» **Exercise data**:
———

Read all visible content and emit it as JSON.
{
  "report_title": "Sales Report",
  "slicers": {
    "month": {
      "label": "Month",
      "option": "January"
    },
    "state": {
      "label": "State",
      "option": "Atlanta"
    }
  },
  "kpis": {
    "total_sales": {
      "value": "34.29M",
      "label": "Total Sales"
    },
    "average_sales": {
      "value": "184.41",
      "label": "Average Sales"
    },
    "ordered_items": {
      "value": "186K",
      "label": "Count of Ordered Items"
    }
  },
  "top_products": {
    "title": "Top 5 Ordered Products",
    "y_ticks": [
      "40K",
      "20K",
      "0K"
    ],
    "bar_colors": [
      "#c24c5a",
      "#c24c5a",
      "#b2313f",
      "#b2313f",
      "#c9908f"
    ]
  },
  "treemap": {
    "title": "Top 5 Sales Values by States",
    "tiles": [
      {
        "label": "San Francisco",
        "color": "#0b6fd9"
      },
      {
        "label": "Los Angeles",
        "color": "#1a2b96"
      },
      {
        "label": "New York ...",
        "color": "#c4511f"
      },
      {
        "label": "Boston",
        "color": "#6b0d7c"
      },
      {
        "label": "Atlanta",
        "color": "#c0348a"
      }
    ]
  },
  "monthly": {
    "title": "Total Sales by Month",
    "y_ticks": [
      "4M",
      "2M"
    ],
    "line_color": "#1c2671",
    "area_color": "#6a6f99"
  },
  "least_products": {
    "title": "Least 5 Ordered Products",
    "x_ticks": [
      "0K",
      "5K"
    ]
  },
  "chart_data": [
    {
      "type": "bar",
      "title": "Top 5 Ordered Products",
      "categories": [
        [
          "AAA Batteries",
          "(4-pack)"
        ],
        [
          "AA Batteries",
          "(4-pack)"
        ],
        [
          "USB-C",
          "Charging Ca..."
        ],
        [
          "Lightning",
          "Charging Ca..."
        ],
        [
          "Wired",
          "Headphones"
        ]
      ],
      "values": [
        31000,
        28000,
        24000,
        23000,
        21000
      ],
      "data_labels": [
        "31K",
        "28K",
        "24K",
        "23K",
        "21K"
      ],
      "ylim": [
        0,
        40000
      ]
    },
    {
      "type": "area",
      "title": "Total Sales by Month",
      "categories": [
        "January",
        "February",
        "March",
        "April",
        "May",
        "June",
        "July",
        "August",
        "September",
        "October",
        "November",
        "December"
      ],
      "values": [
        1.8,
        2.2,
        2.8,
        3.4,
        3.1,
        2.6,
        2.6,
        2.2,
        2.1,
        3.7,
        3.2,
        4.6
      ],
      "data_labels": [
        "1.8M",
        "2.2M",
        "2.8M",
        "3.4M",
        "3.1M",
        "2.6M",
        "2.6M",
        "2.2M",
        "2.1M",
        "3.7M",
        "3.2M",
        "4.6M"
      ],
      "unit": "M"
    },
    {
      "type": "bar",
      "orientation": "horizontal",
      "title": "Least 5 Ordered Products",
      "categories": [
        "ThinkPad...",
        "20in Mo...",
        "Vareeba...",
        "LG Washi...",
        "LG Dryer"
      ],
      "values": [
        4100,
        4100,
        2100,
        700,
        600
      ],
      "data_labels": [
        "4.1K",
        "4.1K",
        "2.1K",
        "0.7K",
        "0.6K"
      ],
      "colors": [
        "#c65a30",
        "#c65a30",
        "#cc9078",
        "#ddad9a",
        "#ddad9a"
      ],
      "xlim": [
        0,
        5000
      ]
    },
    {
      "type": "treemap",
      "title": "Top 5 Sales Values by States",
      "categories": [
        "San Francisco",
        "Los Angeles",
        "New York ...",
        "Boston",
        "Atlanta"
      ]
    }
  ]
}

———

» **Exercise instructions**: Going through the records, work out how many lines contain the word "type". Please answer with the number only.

» **Response to this exercise**: 4